_What you should do_.
Return every line in the entries below where the word "likes" shows up.

┌─ Supplied material

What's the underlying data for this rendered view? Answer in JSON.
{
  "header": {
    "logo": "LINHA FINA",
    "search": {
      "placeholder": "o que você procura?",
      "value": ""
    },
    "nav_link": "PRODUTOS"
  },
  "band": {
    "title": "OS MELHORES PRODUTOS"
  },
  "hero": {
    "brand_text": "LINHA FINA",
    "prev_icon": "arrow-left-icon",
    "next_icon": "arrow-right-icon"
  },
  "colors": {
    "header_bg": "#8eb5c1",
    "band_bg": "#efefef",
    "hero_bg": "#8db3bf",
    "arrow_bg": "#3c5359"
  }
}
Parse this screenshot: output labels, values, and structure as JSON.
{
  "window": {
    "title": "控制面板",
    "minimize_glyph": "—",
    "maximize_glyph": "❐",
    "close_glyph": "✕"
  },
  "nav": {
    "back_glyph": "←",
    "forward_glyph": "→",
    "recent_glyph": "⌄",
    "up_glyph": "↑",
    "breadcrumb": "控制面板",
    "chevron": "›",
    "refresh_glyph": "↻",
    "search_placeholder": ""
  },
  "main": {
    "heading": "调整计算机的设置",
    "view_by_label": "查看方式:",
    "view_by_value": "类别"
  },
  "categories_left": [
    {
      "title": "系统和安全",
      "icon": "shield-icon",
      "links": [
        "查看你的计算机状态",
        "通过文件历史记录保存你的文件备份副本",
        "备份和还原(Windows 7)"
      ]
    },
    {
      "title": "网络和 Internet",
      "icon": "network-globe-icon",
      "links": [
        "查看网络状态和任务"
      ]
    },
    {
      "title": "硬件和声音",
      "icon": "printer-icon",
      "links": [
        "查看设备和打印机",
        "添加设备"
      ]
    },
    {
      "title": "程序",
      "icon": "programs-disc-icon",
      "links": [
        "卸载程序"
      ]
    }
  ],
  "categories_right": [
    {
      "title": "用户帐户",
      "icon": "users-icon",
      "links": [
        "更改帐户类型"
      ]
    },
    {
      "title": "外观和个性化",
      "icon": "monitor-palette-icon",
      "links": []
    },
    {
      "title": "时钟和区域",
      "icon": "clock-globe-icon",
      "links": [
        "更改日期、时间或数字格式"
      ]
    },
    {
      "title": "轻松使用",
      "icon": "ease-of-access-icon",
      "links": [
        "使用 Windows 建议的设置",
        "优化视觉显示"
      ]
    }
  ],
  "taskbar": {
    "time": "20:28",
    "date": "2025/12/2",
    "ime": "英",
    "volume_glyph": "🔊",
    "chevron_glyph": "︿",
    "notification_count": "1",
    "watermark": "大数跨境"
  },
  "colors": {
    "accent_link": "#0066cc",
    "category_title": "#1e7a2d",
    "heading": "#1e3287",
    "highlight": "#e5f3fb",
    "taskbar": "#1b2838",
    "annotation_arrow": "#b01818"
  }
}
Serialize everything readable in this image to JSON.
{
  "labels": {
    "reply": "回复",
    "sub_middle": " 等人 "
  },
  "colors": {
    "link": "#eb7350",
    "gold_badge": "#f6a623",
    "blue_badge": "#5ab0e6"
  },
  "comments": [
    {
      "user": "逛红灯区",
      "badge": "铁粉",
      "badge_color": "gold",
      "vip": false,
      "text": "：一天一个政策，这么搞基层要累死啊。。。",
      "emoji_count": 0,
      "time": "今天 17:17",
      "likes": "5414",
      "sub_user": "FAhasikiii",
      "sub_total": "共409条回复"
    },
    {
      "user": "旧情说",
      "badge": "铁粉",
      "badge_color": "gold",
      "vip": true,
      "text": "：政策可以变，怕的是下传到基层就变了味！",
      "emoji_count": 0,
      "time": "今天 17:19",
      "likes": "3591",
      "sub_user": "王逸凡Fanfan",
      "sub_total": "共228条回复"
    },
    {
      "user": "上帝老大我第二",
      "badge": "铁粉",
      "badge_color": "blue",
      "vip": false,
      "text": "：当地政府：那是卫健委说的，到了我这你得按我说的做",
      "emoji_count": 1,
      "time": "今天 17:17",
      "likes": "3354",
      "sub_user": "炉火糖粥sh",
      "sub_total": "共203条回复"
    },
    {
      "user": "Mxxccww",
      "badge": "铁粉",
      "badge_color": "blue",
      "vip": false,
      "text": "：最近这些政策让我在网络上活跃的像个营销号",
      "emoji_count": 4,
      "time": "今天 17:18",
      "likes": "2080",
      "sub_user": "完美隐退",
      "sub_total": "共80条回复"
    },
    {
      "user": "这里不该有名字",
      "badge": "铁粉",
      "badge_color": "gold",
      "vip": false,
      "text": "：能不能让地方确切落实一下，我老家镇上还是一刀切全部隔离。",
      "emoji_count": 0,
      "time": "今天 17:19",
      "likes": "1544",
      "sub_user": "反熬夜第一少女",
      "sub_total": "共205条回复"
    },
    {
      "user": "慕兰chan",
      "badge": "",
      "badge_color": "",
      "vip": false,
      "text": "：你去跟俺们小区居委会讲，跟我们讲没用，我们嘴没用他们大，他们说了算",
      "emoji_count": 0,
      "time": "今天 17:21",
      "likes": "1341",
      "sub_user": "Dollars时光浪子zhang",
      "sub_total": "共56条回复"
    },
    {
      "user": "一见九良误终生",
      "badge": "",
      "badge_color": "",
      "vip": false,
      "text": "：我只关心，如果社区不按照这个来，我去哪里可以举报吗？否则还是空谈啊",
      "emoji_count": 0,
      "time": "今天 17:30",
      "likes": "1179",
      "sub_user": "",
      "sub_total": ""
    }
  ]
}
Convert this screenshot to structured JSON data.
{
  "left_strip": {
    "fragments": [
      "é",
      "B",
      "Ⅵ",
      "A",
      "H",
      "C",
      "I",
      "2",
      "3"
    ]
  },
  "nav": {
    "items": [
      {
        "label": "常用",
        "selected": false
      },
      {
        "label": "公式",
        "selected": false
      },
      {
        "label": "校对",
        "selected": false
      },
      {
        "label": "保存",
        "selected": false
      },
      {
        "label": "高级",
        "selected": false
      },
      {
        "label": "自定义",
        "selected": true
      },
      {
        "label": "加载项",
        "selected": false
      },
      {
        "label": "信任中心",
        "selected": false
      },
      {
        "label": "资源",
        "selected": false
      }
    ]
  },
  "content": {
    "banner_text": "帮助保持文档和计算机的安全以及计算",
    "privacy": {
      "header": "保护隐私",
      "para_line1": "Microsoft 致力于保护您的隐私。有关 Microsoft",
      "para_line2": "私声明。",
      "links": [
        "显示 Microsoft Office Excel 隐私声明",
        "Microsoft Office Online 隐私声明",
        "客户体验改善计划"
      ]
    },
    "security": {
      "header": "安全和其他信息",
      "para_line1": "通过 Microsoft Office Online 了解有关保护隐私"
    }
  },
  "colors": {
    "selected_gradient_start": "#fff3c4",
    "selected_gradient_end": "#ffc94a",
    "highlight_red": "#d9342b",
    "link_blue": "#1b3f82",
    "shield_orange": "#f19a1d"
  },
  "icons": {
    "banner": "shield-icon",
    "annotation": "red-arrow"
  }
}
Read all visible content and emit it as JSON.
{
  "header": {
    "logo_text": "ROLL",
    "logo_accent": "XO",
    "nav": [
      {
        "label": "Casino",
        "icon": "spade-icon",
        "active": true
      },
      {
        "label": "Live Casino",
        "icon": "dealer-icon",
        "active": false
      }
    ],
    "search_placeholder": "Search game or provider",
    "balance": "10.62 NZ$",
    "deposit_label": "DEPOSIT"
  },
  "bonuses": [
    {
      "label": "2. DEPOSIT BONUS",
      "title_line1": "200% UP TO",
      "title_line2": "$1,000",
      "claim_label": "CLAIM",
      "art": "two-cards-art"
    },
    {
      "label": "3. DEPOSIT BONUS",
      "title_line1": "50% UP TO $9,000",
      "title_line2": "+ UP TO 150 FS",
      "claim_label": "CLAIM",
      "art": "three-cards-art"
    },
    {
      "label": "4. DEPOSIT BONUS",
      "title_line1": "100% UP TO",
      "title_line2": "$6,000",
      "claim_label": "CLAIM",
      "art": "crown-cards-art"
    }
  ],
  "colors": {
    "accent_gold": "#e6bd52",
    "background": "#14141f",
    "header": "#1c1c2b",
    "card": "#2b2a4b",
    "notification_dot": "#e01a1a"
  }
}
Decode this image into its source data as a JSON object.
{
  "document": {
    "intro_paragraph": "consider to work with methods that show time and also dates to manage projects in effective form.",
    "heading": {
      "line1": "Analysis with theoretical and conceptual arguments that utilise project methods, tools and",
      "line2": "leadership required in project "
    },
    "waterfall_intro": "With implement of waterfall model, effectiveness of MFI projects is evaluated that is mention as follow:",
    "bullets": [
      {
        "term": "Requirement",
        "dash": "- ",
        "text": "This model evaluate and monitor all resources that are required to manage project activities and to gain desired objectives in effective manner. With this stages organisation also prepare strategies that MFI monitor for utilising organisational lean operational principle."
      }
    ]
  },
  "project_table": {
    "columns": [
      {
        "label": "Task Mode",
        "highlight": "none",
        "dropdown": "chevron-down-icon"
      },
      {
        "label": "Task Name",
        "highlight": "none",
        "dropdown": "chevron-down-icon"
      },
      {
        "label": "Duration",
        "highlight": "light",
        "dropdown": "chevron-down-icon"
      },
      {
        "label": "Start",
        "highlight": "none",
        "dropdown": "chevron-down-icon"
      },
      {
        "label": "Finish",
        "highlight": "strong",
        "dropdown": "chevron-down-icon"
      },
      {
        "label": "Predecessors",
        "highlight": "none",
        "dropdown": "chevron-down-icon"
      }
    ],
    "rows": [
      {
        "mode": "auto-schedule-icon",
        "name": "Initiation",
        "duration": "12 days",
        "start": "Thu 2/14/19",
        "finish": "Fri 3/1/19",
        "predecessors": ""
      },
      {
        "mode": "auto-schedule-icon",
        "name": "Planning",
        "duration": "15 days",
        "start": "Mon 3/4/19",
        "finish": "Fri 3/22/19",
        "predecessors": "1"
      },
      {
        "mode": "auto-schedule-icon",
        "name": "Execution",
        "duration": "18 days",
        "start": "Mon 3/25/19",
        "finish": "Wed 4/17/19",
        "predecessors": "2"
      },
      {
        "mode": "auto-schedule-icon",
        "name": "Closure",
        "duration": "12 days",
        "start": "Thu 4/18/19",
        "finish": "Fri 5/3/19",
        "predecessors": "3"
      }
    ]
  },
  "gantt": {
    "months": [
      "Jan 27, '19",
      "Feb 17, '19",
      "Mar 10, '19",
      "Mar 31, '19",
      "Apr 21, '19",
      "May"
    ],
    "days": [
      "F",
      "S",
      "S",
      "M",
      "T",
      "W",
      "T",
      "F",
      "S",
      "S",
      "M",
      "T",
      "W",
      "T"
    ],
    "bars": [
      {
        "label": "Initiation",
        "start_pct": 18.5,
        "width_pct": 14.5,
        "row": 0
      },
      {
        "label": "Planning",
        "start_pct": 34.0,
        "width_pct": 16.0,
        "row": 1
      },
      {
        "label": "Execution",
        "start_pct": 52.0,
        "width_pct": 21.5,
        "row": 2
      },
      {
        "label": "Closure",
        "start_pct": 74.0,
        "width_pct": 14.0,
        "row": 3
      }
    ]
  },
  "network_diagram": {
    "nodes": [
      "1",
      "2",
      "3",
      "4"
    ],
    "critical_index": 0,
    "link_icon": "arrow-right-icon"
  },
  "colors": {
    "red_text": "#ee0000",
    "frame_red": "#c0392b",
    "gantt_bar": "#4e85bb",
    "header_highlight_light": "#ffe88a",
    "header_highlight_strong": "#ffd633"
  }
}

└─

_Exercise result_.
      "likes": "5414",
      "likes": "3591",
      "likes": "3354",
      "likes": "2080",
      "likes": "1544",
      "likes": "1341",
      "likes": "1179",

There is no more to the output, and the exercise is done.